The GMJ also wanted to find out if workers' feelings of self-worth had an effect on their engagement. They do. When asked how difficult it would be for their employer to replace them, 54% of disengaged employees said it would be extremely or somewhat difficult for their employer to replace them, compared to 76% of engaged employees. Engaged workers also felt significantly more secure at their workplaces: 54% of engaged workers felt more secure at work than they did a year ago, but only 36% of not-engaged workers and just 18% of actively disengaged workers agreed that they felt more secure at work than they did a year ago.
Taking stress home
To probe the connection between happiness at work and happiness outside the office, the survey asked respondents how much happiness they experience at work. The contrast in responses given by workers in each engagement group was quite noticeable. A clear majority of engaged workers -- 86% -- said they very often felt happy while at work. Among low-engagement respondents, only 11% of actively disengaged and 48% of not-engaged employees stated that they, too, were very often happy at work.
In response to the question "How much of the happiness you experience overall would you say comes from your work life?," 45% of engaged employees said they get a great deal of their overall happiness from their work life, compared to just 19% of not-engaged and 8% of actively disengaged employees. These findings suggest that while most workers experience varying degrees of happiness and well-being at work, engaged workers get the most from these feelings.

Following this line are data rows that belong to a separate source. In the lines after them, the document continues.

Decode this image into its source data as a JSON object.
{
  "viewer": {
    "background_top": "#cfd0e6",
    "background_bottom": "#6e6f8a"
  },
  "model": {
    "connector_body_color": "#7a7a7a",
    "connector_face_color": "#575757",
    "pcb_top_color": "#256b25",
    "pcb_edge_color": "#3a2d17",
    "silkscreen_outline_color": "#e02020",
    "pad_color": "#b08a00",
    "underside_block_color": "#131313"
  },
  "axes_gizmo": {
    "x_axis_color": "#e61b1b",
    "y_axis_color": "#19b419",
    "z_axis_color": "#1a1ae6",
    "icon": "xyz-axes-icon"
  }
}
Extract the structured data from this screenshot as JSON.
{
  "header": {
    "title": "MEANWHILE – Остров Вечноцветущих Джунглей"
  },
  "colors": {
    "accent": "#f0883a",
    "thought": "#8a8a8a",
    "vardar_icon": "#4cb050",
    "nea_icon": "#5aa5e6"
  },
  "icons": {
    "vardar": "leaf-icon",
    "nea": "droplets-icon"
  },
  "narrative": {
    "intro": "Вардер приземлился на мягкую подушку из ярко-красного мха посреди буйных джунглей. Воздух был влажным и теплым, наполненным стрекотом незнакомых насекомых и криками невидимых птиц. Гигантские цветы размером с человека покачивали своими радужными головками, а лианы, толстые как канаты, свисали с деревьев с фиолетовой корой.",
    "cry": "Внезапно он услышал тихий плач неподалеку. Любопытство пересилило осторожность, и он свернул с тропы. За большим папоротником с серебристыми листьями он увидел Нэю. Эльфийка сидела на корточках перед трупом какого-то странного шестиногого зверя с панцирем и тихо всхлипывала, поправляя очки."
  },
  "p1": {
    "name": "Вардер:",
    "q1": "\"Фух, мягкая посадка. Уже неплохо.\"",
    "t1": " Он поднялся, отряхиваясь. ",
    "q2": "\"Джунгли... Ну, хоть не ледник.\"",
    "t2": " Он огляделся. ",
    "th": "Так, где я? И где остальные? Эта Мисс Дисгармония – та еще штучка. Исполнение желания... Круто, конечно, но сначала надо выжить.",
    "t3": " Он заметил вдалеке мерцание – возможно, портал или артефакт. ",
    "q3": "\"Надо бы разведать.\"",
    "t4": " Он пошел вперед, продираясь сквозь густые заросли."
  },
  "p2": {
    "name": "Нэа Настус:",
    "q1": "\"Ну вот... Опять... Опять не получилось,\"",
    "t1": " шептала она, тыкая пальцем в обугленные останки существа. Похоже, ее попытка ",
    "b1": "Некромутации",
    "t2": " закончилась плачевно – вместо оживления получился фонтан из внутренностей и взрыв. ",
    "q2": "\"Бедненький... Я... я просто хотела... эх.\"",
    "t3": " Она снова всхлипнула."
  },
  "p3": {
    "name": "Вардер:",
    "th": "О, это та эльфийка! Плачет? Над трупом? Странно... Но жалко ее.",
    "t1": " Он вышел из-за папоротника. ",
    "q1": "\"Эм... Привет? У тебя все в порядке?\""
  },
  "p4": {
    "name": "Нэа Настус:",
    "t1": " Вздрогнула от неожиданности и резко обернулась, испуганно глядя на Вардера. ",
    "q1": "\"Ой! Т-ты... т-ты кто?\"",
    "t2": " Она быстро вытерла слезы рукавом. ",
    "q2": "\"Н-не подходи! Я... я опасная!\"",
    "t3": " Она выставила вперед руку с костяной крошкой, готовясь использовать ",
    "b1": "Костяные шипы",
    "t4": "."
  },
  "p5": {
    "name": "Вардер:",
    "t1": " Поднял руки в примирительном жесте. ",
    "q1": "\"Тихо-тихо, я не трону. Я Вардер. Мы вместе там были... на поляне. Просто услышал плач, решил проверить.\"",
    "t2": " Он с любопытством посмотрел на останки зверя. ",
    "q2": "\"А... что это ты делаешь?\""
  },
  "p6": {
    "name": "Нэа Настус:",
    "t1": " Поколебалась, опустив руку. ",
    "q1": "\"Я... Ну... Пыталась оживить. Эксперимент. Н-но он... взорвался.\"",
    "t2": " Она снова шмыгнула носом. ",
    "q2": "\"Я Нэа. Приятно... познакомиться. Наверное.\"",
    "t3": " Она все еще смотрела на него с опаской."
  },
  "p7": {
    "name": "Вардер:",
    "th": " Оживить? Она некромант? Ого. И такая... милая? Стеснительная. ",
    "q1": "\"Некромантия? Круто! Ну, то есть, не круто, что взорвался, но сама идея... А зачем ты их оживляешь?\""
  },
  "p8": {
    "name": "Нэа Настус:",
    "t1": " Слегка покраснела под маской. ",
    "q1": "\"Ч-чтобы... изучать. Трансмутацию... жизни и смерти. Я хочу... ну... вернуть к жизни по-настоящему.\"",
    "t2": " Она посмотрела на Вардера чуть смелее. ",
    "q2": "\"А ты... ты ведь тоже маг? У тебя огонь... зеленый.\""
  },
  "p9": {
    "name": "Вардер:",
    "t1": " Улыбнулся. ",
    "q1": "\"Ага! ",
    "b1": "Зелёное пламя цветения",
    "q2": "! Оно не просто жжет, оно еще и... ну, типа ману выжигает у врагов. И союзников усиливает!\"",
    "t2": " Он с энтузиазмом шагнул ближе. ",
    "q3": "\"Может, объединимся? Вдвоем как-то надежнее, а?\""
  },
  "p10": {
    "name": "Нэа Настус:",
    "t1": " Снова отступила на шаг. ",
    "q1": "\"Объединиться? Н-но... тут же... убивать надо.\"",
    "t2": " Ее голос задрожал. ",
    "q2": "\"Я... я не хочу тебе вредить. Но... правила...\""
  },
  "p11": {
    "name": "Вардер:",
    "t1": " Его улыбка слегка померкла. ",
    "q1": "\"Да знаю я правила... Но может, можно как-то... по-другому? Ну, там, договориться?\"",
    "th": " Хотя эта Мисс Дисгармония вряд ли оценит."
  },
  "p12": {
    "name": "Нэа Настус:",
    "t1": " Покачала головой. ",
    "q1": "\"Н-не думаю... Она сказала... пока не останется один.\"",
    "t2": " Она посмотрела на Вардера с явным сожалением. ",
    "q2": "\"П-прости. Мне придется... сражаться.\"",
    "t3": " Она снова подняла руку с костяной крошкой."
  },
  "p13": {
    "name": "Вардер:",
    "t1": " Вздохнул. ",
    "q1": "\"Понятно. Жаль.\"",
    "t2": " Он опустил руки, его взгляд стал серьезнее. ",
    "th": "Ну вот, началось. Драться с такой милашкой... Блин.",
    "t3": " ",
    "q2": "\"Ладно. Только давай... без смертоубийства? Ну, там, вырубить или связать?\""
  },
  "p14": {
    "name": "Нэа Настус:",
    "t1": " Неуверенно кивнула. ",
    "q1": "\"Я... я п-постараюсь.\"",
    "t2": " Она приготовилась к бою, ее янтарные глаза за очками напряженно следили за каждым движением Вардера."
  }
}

Not surprisingly, engaged workers also reported higher levels of overall life satisfaction. Five in 10 engaged workers (53%) strongly agreed that they had gotten the important things they want in their lives, compared to just 13% of actively disengaged workers; and 44% of engaged employees strongly agreed that the conditions of their lives were excellent, in contrast to just 9% of actively disengaged workers.
Negative feelings at work also seem to spill over into actively disengaged workers' home lives. The survey asked respondents if they had three or more days in the past month when work stress caused them to behave poorly with friends or family members. More than half (54%) of actively disengaged workers and 31% of not-engaged workers answered yes to this question, while just 17% of engaged workers answered yes. These results are similar to those reported in previous surveys. (See "Engagement Keeps the Doctor Away" and "Bringing Work Problems Home" in the "See Also" area on this page.)
The results of the GMJ Employee Engagement Index survey show a strong relationship between worker happiness and workplace engagement. Happy and engaged employees are much more likely to have a positive relationship with their boss, are better equipped to handle new challenges and changes, feel they are more valued by their employers, handle stress more effectively, and are much more satisfied with their lives.
Results of this survey are based on nationally representative samples of about 1,000 employed adults aged 18 and older. Interviews were conducted by telephone October 2000-May 2005 by The Gallup Organization. For results based on samples of this size, one can say with 95% confidence that the error attributable to sampling and other random effects could be plus or minus three percentage points. For findings based on subgroups, the sampling error would be greater.